▸ THE TASK: Please say how many lines in the records below contain the word "Płatnik". Give only the number.

▸ ENTRIES SUPPLIED:

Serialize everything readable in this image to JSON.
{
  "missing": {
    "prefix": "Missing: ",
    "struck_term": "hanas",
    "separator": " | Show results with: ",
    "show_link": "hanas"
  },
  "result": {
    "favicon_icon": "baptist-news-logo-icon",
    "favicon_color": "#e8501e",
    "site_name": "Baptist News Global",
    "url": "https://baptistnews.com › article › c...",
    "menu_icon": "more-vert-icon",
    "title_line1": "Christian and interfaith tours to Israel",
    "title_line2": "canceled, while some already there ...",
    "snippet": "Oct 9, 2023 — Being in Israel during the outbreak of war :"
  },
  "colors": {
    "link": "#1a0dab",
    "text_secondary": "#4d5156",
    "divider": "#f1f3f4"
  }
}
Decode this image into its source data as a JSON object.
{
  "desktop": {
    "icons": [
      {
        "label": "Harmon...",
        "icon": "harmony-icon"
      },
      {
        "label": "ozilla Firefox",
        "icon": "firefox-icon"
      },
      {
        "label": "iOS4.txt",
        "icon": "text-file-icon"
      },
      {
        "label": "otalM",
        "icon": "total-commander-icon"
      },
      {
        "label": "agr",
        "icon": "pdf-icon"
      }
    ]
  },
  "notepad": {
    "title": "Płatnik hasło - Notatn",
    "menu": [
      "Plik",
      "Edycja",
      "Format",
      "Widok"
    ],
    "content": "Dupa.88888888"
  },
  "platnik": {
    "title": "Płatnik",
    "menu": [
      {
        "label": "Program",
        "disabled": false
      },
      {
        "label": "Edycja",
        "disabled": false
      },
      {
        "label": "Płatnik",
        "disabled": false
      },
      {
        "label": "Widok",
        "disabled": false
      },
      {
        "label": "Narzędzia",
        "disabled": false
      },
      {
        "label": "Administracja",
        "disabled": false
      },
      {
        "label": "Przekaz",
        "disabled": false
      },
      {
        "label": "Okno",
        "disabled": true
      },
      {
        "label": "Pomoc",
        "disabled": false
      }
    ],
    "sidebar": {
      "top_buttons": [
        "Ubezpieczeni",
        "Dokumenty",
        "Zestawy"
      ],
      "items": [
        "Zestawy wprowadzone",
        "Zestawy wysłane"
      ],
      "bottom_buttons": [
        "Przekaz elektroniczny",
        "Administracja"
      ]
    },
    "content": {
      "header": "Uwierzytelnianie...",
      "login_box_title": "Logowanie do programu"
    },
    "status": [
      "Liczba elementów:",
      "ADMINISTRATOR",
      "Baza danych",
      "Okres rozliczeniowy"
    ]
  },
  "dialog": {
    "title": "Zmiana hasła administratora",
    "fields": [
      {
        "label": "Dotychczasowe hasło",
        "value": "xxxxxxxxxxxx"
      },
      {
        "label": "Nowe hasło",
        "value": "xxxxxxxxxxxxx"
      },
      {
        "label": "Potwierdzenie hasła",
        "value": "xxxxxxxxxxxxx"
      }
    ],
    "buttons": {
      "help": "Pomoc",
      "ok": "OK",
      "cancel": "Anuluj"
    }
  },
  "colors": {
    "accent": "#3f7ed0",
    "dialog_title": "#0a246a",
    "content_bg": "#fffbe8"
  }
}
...
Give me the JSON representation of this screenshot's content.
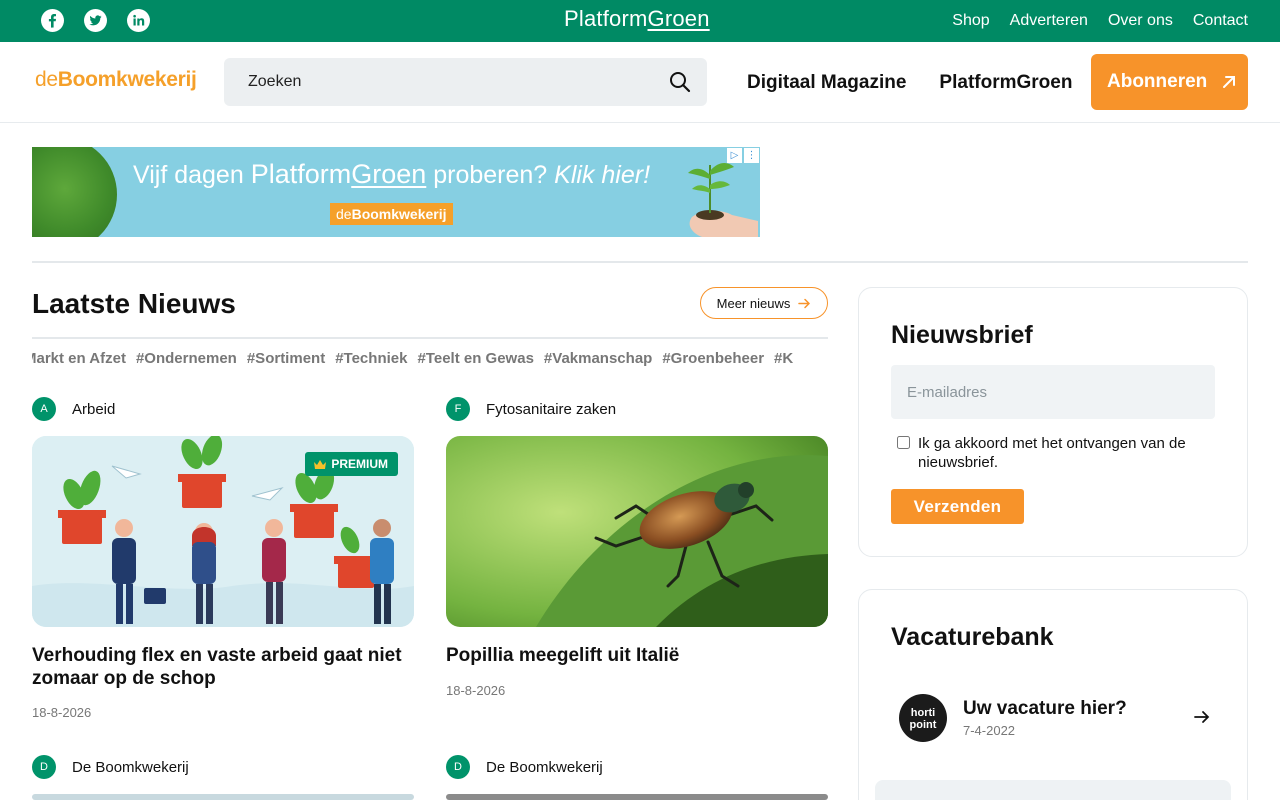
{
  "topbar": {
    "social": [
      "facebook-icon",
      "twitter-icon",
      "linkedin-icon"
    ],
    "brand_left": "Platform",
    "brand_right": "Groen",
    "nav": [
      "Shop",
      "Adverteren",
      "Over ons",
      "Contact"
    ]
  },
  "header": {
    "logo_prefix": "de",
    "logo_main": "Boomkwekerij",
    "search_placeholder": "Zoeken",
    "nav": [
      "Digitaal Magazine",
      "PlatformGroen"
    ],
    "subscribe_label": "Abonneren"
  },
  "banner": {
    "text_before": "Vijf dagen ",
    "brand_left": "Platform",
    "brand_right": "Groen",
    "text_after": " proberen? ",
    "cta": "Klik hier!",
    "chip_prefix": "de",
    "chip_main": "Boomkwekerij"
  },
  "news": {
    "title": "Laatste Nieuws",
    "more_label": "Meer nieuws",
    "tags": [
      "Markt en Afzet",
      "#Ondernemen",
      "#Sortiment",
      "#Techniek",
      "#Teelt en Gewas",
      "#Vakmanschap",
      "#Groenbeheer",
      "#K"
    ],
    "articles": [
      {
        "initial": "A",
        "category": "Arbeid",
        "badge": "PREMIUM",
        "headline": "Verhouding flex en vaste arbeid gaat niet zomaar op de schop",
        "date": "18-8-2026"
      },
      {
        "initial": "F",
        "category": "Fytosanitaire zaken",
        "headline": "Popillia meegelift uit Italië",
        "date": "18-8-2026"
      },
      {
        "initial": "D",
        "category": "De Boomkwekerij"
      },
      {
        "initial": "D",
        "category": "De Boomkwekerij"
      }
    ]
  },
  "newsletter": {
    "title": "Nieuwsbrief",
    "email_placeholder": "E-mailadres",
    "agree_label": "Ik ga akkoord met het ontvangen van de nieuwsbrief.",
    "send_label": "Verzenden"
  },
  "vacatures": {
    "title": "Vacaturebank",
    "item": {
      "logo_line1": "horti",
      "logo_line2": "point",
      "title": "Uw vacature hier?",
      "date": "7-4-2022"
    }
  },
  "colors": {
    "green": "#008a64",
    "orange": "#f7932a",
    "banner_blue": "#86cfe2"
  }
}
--
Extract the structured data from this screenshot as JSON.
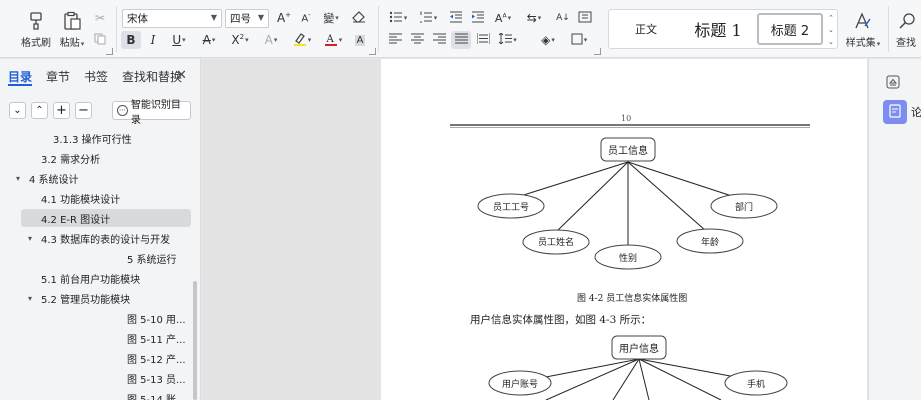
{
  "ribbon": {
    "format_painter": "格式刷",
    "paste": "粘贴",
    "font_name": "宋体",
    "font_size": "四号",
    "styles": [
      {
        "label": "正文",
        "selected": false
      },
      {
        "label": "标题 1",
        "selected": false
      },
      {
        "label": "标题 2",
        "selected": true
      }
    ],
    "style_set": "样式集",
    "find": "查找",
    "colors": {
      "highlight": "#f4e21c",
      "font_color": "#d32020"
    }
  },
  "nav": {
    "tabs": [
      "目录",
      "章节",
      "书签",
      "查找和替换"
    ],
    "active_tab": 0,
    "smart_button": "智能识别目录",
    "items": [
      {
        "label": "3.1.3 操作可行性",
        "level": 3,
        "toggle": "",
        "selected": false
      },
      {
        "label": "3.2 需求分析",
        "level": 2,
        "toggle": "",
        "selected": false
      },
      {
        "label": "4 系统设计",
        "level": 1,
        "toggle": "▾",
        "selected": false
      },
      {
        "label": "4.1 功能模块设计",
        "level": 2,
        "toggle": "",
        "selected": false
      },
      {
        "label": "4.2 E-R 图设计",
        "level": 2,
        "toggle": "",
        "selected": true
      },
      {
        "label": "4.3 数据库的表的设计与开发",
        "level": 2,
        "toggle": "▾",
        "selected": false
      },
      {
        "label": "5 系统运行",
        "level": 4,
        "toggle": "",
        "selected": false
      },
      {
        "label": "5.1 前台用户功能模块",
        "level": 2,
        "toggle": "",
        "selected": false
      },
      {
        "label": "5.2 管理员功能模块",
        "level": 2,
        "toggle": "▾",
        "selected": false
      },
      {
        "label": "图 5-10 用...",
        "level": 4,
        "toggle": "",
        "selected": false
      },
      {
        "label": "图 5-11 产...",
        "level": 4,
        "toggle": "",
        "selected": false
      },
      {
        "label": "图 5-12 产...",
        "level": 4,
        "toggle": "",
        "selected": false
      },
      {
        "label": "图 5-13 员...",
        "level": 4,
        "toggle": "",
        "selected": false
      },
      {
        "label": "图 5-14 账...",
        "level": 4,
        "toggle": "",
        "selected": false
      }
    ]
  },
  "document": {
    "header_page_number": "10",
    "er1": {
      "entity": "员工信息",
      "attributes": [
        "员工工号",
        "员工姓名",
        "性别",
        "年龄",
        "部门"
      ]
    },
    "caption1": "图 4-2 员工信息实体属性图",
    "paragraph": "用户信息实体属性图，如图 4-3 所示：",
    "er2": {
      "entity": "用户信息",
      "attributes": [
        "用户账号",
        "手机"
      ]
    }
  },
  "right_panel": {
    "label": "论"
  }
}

▸ EXERCISE ANSWER: 3